Red Sox Holding Firm. Gordon Edes has an excellent article in today's Globe about the status of the Rodriguez deal. As it stands now, Hicks wants Ramirez, prospect Jon Lester and $13 million in exchange for Rodriguez. Hicks and Boras have apparently worked out a restructuring of A-Rod's contract that the union would approve. But the Red Sox have told everyone involved that $13 won't do it, they need a $28 million reduction (which is not the same as deferred money) to maintain competitive flexibility. Boston argues that Hicks is saving close to $80 million by swapping Rodriguez's contract with Manny's and that should be incentive enough. ... Rodriguez is scheduled to return home to Miami tomorrow. ... Bud Collins meets with Marvin Miller. ... Gary Huckabay looks at the contractural obligations involved and Joe Sheehan explores the union's position.
I'm a one-sport guy -- baseball is a 12-month-a-year obsession -- so I just found out about Joe Horn's touchdown celebration for the Saints against the Giants last Sunday. After crossing the goal line, Horn began clawing at the bottom of the goal post, found a cell phone hidden there and began pushing buttons, pretending to have a conversation. Horn was fined $30,000. ... Now I don't know what the majority of football columnists thought of this (several fans here seemed to like it), but I started wondering what baseball scribes would say if these sorts of celebrations happened on the diamond. Can you imagine the level of indignation if Barry Bonds capped off a home run trot with a hip-swinging dance with his bat before going back to the dugout? The level of indignation would be off the charts, it would reach apocalyptic proportions.

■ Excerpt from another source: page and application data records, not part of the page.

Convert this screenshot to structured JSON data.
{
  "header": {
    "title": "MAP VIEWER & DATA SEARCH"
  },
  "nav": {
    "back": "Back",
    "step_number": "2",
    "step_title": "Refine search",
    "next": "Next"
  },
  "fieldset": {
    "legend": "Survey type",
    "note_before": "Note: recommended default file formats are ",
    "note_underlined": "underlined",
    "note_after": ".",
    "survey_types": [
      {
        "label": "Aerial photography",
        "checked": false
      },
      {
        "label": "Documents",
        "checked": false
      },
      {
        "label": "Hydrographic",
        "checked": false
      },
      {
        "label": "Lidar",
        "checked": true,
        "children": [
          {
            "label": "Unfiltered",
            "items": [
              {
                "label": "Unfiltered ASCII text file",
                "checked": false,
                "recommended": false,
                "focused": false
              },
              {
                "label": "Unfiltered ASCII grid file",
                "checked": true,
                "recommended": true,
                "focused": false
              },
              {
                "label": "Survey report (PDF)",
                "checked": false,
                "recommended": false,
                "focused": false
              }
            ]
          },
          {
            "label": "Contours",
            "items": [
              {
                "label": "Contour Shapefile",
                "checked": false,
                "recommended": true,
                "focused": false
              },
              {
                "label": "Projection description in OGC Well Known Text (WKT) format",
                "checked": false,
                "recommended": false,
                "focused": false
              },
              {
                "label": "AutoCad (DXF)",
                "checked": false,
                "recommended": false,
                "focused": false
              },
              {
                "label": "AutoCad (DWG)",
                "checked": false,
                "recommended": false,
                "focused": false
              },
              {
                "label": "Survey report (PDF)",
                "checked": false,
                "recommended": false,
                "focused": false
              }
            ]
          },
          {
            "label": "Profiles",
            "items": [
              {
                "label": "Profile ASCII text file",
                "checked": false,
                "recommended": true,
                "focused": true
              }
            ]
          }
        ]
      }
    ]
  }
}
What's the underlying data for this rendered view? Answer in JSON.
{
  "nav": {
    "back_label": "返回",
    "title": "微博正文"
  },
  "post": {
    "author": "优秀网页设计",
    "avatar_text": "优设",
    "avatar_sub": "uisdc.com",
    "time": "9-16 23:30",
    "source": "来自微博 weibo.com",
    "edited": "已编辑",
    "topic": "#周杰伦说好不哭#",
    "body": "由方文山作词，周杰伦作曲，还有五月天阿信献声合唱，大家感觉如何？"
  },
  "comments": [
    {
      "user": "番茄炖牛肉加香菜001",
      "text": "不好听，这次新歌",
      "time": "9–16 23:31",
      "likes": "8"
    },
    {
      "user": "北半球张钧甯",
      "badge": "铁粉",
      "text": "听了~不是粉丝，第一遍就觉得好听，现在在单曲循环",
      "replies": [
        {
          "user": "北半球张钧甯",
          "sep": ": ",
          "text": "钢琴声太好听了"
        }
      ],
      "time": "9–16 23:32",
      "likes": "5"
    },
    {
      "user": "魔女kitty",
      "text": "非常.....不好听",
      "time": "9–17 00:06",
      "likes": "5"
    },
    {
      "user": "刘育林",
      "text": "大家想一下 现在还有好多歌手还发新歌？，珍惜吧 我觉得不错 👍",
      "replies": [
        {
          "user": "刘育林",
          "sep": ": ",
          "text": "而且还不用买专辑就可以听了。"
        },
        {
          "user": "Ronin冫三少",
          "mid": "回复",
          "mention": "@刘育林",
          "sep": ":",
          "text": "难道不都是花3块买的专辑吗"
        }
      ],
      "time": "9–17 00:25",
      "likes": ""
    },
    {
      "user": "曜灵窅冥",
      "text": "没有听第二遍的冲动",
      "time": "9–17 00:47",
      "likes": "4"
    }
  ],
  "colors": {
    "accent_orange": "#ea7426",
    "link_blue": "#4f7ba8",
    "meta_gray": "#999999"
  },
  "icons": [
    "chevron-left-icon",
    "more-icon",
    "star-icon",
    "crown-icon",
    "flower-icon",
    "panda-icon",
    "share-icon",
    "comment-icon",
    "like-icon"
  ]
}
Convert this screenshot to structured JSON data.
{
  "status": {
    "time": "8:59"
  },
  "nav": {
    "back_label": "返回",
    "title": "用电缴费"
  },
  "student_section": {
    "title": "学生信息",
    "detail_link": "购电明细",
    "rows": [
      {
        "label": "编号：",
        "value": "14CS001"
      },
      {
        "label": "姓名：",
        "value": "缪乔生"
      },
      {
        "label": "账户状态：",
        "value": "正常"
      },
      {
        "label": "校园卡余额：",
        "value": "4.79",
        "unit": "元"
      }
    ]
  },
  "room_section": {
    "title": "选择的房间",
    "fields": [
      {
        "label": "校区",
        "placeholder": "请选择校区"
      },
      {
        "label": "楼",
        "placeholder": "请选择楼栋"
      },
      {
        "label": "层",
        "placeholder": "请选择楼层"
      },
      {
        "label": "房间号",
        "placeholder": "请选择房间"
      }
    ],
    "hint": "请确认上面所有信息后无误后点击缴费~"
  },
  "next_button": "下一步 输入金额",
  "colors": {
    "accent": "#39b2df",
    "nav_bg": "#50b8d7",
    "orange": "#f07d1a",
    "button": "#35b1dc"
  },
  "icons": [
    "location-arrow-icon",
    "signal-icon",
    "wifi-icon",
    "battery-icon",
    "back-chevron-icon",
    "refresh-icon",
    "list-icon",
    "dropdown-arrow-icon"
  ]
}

Box of Soap: Two transcripts of 9/11 Commission Chairman Thomas Kean's CBS interview. ... Connecticut governor John Rowland (R) "has rejected calls for his resignation over corruption allegations, saying he is in direct contact with God." Oh dear. ... Buried on page A42 of the Washington Post: "Rumsfeld went to Baghdad in March 1984 with instructions to deliver a private message about weapons of mass destruction: that the United States' public criticism of Iraq for using chemical weapons [i.e., Saddam gassing his own people] would not derail Washington's attempts to forge a better relationship, according to newly declassified documents."